__What to do__. What you produce should be every line from the data that includes "kind".

__Input__.
——
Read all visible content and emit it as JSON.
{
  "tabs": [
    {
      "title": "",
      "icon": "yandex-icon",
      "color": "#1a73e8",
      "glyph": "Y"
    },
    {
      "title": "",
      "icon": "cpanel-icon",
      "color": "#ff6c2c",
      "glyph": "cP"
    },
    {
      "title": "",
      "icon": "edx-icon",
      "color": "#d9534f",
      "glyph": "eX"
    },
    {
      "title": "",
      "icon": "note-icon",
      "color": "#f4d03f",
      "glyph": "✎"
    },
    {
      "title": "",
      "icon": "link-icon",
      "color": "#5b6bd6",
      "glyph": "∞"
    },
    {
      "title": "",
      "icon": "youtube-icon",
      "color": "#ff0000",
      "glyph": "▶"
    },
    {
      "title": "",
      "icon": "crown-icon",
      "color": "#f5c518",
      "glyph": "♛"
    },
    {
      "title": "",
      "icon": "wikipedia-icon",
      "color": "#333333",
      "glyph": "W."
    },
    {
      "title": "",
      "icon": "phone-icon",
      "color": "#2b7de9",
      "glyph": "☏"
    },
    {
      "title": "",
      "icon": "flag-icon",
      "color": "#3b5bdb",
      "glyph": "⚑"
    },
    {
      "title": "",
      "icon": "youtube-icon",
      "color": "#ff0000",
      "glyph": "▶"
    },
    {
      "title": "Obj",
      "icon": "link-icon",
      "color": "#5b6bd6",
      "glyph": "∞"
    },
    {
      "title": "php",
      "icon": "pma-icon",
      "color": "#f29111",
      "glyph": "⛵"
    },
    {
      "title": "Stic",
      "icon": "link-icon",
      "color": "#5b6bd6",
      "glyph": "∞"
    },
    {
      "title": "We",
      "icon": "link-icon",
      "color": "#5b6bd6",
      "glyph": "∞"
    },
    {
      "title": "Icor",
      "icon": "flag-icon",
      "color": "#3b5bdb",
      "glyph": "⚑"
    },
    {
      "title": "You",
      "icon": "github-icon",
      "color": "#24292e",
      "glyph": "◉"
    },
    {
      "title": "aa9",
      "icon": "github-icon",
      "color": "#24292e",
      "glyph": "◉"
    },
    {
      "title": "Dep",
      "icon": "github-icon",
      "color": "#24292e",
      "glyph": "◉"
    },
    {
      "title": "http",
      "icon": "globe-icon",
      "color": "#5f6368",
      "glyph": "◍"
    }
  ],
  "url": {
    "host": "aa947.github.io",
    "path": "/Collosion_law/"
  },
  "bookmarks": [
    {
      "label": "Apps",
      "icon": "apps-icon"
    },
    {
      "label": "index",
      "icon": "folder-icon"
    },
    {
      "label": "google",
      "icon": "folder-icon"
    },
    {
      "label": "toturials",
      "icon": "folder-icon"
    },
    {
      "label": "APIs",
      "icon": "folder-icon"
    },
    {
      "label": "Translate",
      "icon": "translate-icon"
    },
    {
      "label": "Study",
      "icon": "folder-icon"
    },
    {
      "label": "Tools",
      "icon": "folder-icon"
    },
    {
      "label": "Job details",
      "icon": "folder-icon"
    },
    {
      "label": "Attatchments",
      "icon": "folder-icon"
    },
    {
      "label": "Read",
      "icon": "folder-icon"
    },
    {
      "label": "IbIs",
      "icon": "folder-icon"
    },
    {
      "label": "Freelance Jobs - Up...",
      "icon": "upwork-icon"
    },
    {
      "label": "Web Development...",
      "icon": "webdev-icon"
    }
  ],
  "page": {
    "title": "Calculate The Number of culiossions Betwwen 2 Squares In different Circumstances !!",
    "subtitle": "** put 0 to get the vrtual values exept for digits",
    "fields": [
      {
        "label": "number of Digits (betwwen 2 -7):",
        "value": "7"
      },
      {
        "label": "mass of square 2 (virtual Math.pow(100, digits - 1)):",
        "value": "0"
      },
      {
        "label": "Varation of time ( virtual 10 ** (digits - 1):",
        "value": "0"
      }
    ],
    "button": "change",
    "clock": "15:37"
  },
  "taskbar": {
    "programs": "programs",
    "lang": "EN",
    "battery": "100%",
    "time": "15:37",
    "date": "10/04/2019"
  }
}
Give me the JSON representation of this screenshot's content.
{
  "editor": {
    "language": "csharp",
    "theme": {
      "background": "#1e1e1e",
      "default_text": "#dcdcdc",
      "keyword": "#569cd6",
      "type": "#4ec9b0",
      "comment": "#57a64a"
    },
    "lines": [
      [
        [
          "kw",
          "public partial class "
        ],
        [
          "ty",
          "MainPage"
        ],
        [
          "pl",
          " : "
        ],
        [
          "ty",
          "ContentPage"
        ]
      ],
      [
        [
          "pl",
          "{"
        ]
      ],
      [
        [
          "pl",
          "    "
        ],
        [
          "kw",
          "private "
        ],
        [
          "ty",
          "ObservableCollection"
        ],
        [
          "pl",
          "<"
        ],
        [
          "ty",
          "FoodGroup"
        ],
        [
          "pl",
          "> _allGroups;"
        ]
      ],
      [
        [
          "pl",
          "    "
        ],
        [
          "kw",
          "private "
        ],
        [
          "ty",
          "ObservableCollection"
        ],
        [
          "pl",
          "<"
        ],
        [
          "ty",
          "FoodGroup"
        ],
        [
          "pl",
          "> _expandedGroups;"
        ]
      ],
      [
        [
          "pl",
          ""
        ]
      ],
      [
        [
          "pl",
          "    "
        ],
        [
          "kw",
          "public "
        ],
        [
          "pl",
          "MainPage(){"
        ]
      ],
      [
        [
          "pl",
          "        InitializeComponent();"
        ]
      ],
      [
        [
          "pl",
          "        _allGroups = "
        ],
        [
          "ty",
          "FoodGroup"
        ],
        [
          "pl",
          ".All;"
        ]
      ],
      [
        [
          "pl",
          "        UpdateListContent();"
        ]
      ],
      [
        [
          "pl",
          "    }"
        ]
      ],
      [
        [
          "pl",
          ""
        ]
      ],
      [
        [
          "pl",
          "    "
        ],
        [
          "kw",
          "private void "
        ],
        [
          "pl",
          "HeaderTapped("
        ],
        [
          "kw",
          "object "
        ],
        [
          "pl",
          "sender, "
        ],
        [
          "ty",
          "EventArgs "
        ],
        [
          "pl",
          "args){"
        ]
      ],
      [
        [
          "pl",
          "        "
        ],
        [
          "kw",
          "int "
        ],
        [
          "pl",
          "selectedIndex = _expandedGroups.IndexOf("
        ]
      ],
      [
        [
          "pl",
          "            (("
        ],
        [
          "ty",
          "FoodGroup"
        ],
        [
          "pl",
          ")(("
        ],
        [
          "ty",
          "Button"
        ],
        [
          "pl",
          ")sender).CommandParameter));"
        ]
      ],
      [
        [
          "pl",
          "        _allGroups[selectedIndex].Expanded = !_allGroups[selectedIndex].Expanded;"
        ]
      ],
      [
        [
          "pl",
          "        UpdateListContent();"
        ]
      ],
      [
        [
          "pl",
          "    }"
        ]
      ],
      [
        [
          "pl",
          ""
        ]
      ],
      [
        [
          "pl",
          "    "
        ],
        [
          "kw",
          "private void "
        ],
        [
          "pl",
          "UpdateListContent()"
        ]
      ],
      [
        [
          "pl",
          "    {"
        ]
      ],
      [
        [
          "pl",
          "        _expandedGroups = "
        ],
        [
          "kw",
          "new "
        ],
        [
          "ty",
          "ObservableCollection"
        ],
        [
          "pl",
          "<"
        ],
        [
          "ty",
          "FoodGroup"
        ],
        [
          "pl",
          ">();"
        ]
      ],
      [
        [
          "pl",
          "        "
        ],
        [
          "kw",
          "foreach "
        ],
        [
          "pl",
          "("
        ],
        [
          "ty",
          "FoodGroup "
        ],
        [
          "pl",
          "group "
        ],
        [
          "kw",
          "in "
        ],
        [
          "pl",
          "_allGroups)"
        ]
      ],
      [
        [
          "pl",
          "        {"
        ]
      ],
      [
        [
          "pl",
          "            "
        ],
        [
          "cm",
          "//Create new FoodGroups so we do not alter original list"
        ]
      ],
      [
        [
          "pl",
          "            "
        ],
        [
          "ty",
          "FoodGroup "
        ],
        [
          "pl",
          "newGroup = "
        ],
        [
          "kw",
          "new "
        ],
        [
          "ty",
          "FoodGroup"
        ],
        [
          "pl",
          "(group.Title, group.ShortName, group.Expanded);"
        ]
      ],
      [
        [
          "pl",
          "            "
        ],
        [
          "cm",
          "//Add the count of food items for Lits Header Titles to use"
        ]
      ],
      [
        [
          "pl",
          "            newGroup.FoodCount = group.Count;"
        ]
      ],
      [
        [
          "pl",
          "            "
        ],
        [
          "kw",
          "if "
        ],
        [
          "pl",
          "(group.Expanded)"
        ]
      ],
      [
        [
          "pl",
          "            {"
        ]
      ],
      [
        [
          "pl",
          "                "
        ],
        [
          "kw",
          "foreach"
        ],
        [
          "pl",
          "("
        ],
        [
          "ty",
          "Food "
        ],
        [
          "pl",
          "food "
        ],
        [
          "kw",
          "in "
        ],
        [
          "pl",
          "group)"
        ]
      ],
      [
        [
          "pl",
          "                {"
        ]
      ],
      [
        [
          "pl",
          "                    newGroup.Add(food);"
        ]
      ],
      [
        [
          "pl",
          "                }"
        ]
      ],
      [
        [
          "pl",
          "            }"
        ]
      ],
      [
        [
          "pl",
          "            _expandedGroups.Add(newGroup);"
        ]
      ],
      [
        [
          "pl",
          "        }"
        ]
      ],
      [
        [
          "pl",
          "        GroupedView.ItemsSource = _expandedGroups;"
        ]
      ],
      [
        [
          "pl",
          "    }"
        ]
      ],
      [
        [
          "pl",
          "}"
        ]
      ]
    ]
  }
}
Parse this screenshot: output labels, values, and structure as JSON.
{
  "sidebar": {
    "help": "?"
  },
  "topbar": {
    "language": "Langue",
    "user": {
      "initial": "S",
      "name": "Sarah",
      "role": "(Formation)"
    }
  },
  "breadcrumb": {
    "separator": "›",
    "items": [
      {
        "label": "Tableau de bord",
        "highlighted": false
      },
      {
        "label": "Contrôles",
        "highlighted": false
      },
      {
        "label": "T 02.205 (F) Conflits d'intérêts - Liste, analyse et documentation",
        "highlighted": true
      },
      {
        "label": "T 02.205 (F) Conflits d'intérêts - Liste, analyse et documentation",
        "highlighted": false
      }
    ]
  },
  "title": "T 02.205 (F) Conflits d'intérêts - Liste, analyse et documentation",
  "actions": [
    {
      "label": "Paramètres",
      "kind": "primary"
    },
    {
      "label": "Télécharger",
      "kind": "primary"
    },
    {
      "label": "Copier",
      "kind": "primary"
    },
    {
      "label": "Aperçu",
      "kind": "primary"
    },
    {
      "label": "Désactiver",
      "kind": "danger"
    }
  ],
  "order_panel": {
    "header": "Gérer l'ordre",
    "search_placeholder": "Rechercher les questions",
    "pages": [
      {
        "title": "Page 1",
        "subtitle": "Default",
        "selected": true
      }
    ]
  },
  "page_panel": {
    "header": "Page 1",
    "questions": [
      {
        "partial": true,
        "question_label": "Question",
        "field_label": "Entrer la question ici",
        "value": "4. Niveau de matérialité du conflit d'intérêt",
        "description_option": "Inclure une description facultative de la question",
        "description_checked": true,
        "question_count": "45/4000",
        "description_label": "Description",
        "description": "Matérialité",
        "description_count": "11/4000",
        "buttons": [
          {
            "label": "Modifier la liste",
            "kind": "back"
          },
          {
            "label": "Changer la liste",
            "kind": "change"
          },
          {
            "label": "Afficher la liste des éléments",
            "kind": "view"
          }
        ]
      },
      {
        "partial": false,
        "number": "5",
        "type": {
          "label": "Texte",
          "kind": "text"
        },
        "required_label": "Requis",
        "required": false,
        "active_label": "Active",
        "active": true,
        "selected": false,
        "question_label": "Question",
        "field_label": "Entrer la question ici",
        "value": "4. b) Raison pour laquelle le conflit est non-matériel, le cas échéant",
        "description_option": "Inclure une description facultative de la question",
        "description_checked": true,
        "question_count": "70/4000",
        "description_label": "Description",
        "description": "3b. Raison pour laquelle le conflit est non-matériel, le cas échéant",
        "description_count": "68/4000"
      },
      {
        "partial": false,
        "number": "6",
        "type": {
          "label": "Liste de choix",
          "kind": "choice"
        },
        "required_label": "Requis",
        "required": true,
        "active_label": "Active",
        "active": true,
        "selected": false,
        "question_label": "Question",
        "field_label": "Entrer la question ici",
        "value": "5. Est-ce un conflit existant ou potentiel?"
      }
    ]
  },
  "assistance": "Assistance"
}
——
__Expected output__.
      "kind": "primary"
      "kind": "primary"
      "kind": "primary"
      "kind": "primary"
      "kind": "danger"
            "kind": "back"
            "kind": "change"
            "kind": "view"
          "kind": "text"
          "kind": "choice"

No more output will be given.